EXERCISE BRIEF
Pick every line from the data below that contains the string "Silver" and copy it.

INFORMATION GIVEN
────────────────────────────────────────

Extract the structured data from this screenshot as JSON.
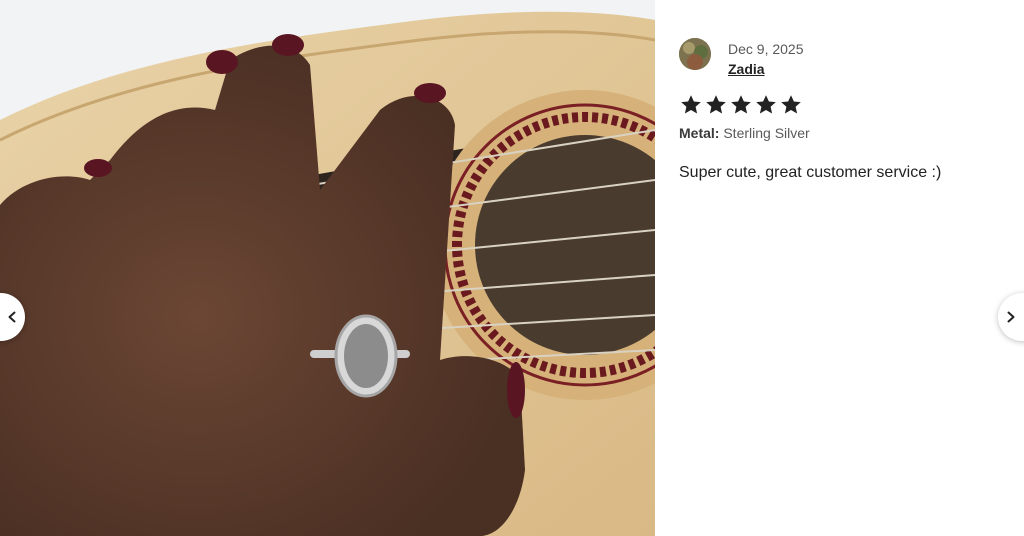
{
  "photo": {
    "icon": "review-photo-image",
    "alt_subject": "hand-with-ring-on-guitar"
  },
  "review": {
    "date": "Dec 9, 2025",
    "reviewer_name": "Zadia",
    "rating": 5,
    "rating_max": 5,
    "variation_label": "Metal:",
    "variation_value": "Sterling Silver",
    "text": "Super cute, great customer service :)"
  },
  "navigation": {
    "prev_icon": "chevron-left-icon",
    "next_icon": "chevron-right-icon"
  },
  "colors": {
    "star": "#222222",
    "text_primary": "#222222",
    "text_secondary": "#595959",
    "panel_background": "#ffffff"
  }
}
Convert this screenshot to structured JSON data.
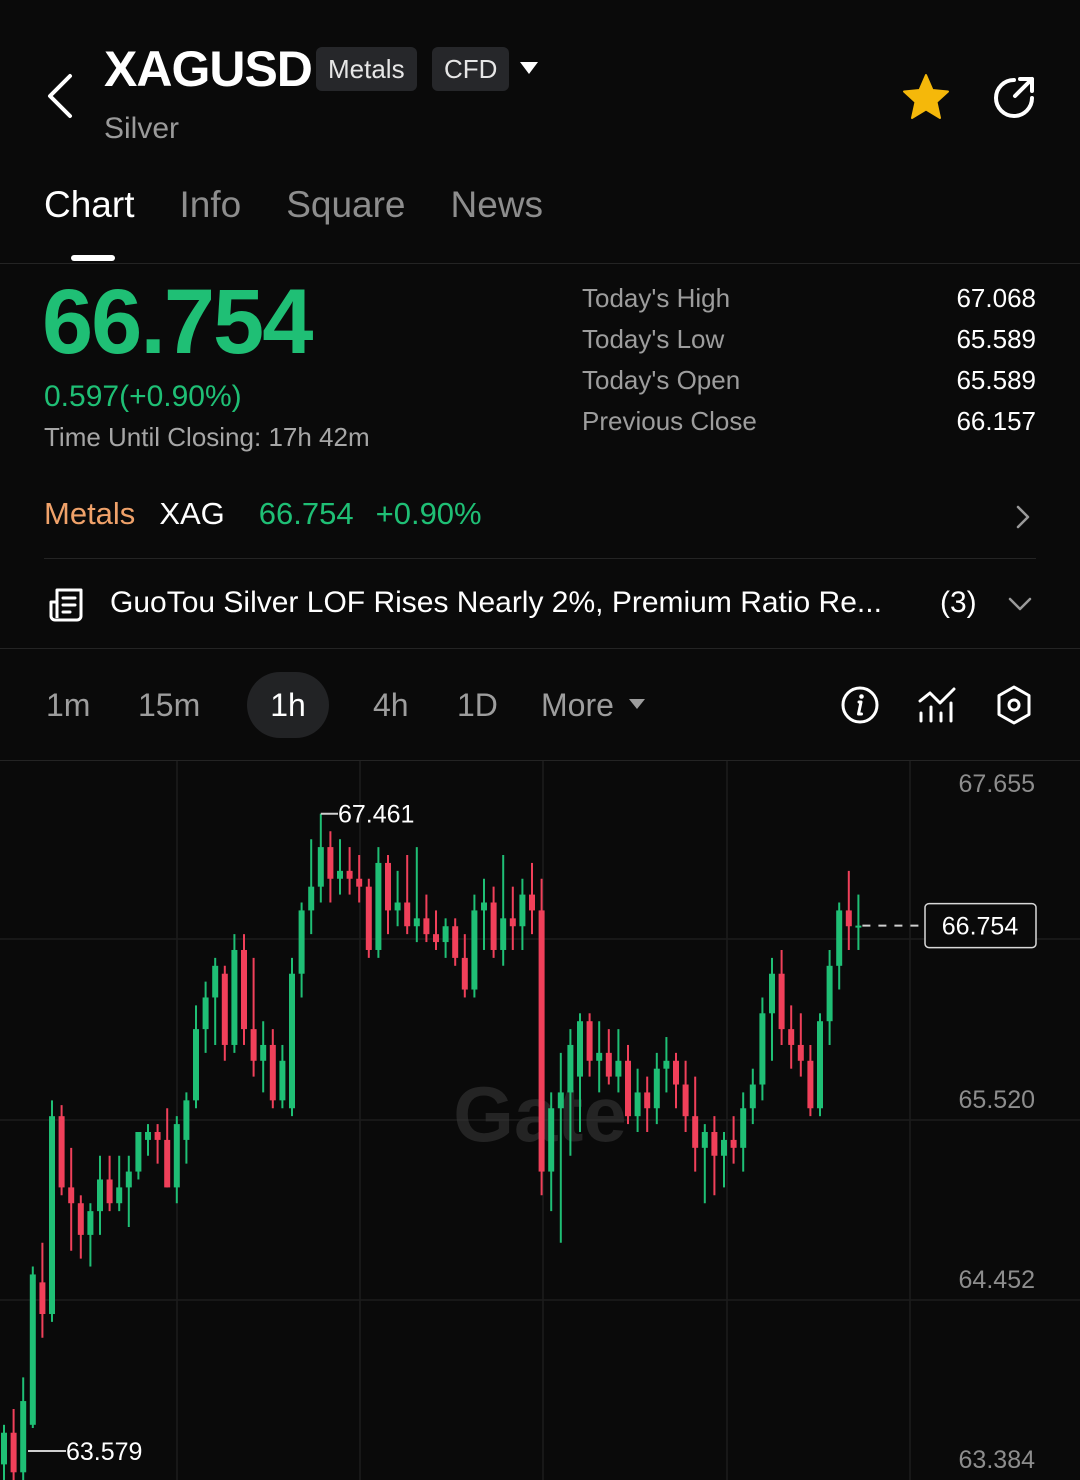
{
  "header": {
    "symbol": "XAGUSD",
    "tags": [
      "Metals",
      "CFD"
    ],
    "subtitle": "Silver",
    "icons": [
      "back-arrow-icon",
      "caret-down-icon",
      "star-icon",
      "share-icon"
    ],
    "star_color": "#f5b80a"
  },
  "tabs": [
    {
      "label": "Chart",
      "active": true
    },
    {
      "label": "Info",
      "active": false
    },
    {
      "label": "Square",
      "active": false
    },
    {
      "label": "News",
      "active": false
    }
  ],
  "quote": {
    "price": "66.754",
    "change": "0.597(+0.90%)",
    "closing_label": "Time Until Closing:",
    "closing_value": "17h 42m",
    "up_color": "#1fbf75"
  },
  "stats": [
    {
      "label": "Today's High",
      "value": "67.068"
    },
    {
      "label": "Today's Low",
      "value": "65.589"
    },
    {
      "label": "Today's Open",
      "value": "65.589"
    },
    {
      "label": "Previous Close",
      "value": "66.157"
    }
  ],
  "related": {
    "category": "Metals",
    "ticker": "XAG",
    "price": "66.754",
    "change": "+0.90%"
  },
  "news": {
    "headline": "GuoTou Silver LOF Rises Nearly 2%, Premium Ratio Re...",
    "count": "(3)"
  },
  "intervals": {
    "items": [
      "1m",
      "15m",
      "1h",
      "4h",
      "1D"
    ],
    "active": "1h",
    "more_label": "More"
  },
  "chart_data": {
    "type": "candlestick",
    "y_ticks": [
      "67.655",
      "65.520",
      "64.452",
      "63.384"
    ],
    "last_price_label": "66.754",
    "high_marker": "67.461",
    "low_marker": "63.579",
    "watermark": "Gate",
    "up_color": "#1fbf75",
    "down_color": "#f0405a",
    "candles": [
      {
        "o": 63.35,
        "h": 63.6,
        "l": 63.2,
        "c": 63.55
      },
      {
        "o": 63.55,
        "h": 63.7,
        "l": 63.2,
        "c": 63.3
      },
      {
        "o": 63.3,
        "h": 63.9,
        "l": 63.25,
        "c": 63.75
      },
      {
        "o": 63.6,
        "h": 64.6,
        "l": 63.58,
        "c": 64.55
      },
      {
        "o": 64.5,
        "h": 64.75,
        "l": 64.15,
        "c": 64.3
      },
      {
        "o": 64.3,
        "h": 65.65,
        "l": 64.25,
        "c": 65.55
      },
      {
        "o": 65.55,
        "h": 65.62,
        "l": 65.05,
        "c": 65.1
      },
      {
        "o": 65.1,
        "h": 65.35,
        "l": 64.7,
        "c": 65.0
      },
      {
        "o": 65.0,
        "h": 65.05,
        "l": 64.65,
        "c": 64.8
      },
      {
        "o": 64.8,
        "h": 65.0,
        "l": 64.6,
        "c": 64.95
      },
      {
        "o": 64.95,
        "h": 65.3,
        "l": 64.8,
        "c": 65.15
      },
      {
        "o": 65.15,
        "h": 65.3,
        "l": 64.95,
        "c": 65.0
      },
      {
        "o": 65.0,
        "h": 65.3,
        "l": 64.95,
        "c": 65.1
      },
      {
        "o": 65.1,
        "h": 65.3,
        "l": 64.85,
        "c": 65.2
      },
      {
        "o": 65.2,
        "h": 65.45,
        "l": 65.15,
        "c": 65.45
      },
      {
        "o": 65.4,
        "h": 65.5,
        "l": 65.3,
        "c": 65.45
      },
      {
        "o": 65.45,
        "h": 65.5,
        "l": 65.25,
        "c": 65.4
      },
      {
        "o": 65.4,
        "h": 65.6,
        "l": 65.1,
        "c": 65.1
      },
      {
        "o": 65.1,
        "h": 65.55,
        "l": 65.0,
        "c": 65.5
      },
      {
        "o": 65.4,
        "h": 65.7,
        "l": 65.25,
        "c": 65.65
      },
      {
        "o": 65.65,
        "h": 66.25,
        "l": 65.6,
        "c": 66.1
      },
      {
        "o": 66.1,
        "h": 66.4,
        "l": 65.95,
        "c": 66.3
      },
      {
        "o": 66.3,
        "h": 66.55,
        "l": 66.0,
        "c": 66.5
      },
      {
        "o": 66.45,
        "h": 66.5,
        "l": 65.9,
        "c": 66.0
      },
      {
        "o": 66.0,
        "h": 66.7,
        "l": 65.95,
        "c": 66.6
      },
      {
        "o": 66.6,
        "h": 66.7,
        "l": 66.0,
        "c": 66.1
      },
      {
        "o": 66.1,
        "h": 66.55,
        "l": 65.8,
        "c": 65.9
      },
      {
        "o": 65.9,
        "h": 66.15,
        "l": 65.7,
        "c": 66.0
      },
      {
        "o": 66.0,
        "h": 66.1,
        "l": 65.6,
        "c": 65.65
      },
      {
        "o": 65.65,
        "h": 66.0,
        "l": 65.6,
        "c": 65.9
      },
      {
        "o": 65.6,
        "h": 66.55,
        "l": 65.55,
        "c": 66.45
      },
      {
        "o": 66.45,
        "h": 66.9,
        "l": 66.3,
        "c": 66.85
      },
      {
        "o": 66.85,
        "h": 67.3,
        "l": 66.7,
        "c": 67.0
      },
      {
        "o": 67.0,
        "h": 67.461,
        "l": 66.9,
        "c": 67.25
      },
      {
        "o": 67.25,
        "h": 67.35,
        "l": 66.9,
        "c": 67.05
      },
      {
        "o": 67.05,
        "h": 67.3,
        "l": 66.95,
        "c": 67.1
      },
      {
        "o": 67.1,
        "h": 67.25,
        "l": 66.95,
        "c": 67.05
      },
      {
        "o": 67.05,
        "h": 67.2,
        "l": 66.9,
        "c": 67.0
      },
      {
        "o": 67.0,
        "h": 67.05,
        "l": 66.55,
        "c": 66.6
      },
      {
        "o": 66.6,
        "h": 67.25,
        "l": 66.55,
        "c": 67.15
      },
      {
        "o": 67.15,
        "h": 67.2,
        "l": 66.7,
        "c": 66.85
      },
      {
        "o": 66.85,
        "h": 67.1,
        "l": 66.75,
        "c": 66.9
      },
      {
        "o": 66.9,
        "h": 67.2,
        "l": 66.7,
        "c": 66.75
      },
      {
        "o": 66.75,
        "h": 67.25,
        "l": 66.65,
        "c": 66.8
      },
      {
        "o": 66.8,
        "h": 66.95,
        "l": 66.65,
        "c": 66.7
      },
      {
        "o": 66.7,
        "h": 66.85,
        "l": 66.6,
        "c": 66.65
      },
      {
        "o": 66.65,
        "h": 66.8,
        "l": 66.55,
        "c": 66.75
      },
      {
        "o": 66.75,
        "h": 66.8,
        "l": 66.5,
        "c": 66.55
      },
      {
        "o": 66.55,
        "h": 66.7,
        "l": 66.3,
        "c": 66.35
      },
      {
        "o": 66.35,
        "h": 66.95,
        "l": 66.3,
        "c": 66.85
      },
      {
        "o": 66.85,
        "h": 67.05,
        "l": 66.6,
        "c": 66.9
      },
      {
        "o": 66.9,
        "h": 67.0,
        "l": 66.55,
        "c": 66.6
      },
      {
        "o": 66.6,
        "h": 67.2,
        "l": 66.5,
        "c": 66.8
      },
      {
        "o": 66.8,
        "h": 67.0,
        "l": 66.6,
        "c": 66.75
      },
      {
        "o": 66.75,
        "h": 67.05,
        "l": 66.6,
        "c": 66.95
      },
      {
        "o": 66.95,
        "h": 67.15,
        "l": 66.7,
        "c": 66.85
      },
      {
        "o": 66.85,
        "h": 67.05,
        "l": 65.05,
        "c": 65.2
      },
      {
        "o": 65.2,
        "h": 65.7,
        "l": 64.95,
        "c": 65.6
      },
      {
        "o": 65.6,
        "h": 65.95,
        "l": 64.75,
        "c": 65.7
      },
      {
        "o": 65.7,
        "h": 66.1,
        "l": 65.3,
        "c": 66.0
      },
      {
        "o": 65.8,
        "h": 66.2,
        "l": 65.45,
        "c": 66.15
      },
      {
        "o": 66.15,
        "h": 66.2,
        "l": 65.8,
        "c": 65.9
      },
      {
        "o": 65.9,
        "h": 66.15,
        "l": 65.7,
        "c": 65.95
      },
      {
        "o": 65.95,
        "h": 66.1,
        "l": 65.75,
        "c": 65.8
      },
      {
        "o": 65.8,
        "h": 66.1,
        "l": 65.7,
        "c": 65.9
      },
      {
        "o": 65.9,
        "h": 66.0,
        "l": 65.5,
        "c": 65.55
      },
      {
        "o": 65.55,
        "h": 65.85,
        "l": 65.45,
        "c": 65.7
      },
      {
        "o": 65.7,
        "h": 65.8,
        "l": 65.45,
        "c": 65.6
      },
      {
        "o": 65.6,
        "h": 65.95,
        "l": 65.5,
        "c": 65.85
      },
      {
        "o": 65.85,
        "h": 66.05,
        "l": 65.7,
        "c": 65.9
      },
      {
        "o": 65.9,
        "h": 65.95,
        "l": 65.6,
        "c": 65.75
      },
      {
        "o": 65.75,
        "h": 65.9,
        "l": 65.45,
        "c": 65.55
      },
      {
        "o": 65.55,
        "h": 65.8,
        "l": 65.2,
        "c": 65.35
      },
      {
        "o": 65.35,
        "h": 65.5,
        "l": 65.0,
        "c": 65.45
      },
      {
        "o": 65.45,
        "h": 65.55,
        "l": 65.05,
        "c": 65.3
      },
      {
        "o": 65.3,
        "h": 65.45,
        "l": 65.1,
        "c": 65.4
      },
      {
        "o": 65.4,
        "h": 65.55,
        "l": 65.25,
        "c": 65.35
      },
      {
        "o": 65.35,
        "h": 65.7,
        "l": 65.2,
        "c": 65.6
      },
      {
        "o": 65.6,
        "h": 65.85,
        "l": 65.5,
        "c": 65.75
      },
      {
        "o": 65.75,
        "h": 66.3,
        "l": 65.65,
        "c": 66.2
      },
      {
        "o": 66.2,
        "h": 66.55,
        "l": 65.9,
        "c": 66.45
      },
      {
        "o": 66.45,
        "h": 66.6,
        "l": 66.0,
        "c": 66.1
      },
      {
        "o": 66.1,
        "h": 66.25,
        "l": 65.85,
        "c": 66.0
      },
      {
        "o": 66.0,
        "h": 66.2,
        "l": 65.8,
        "c": 65.9
      },
      {
        "o": 65.9,
        "h": 66.0,
        "l": 65.55,
        "c": 65.6
      },
      {
        "o": 65.6,
        "h": 66.2,
        "l": 65.55,
        "c": 66.15
      },
      {
        "o": 66.15,
        "h": 66.6,
        "l": 66.0,
        "c": 66.5
      },
      {
        "o": 66.5,
        "h": 66.9,
        "l": 66.35,
        "c": 66.85
      },
      {
        "o": 66.85,
        "h": 67.1,
        "l": 66.6,
        "c": 66.75
      },
      {
        "o": 66.75,
        "h": 66.95,
        "l": 66.6,
        "c": 66.754
      }
    ]
  }
}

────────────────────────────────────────

ANSWER AREA
    "variation_value": "Sterling Silver",
    "subtitle": "Silver",
    "headline": "GuoTou Silver LOF Rises Nearly 2%, Premium Ratio Re...",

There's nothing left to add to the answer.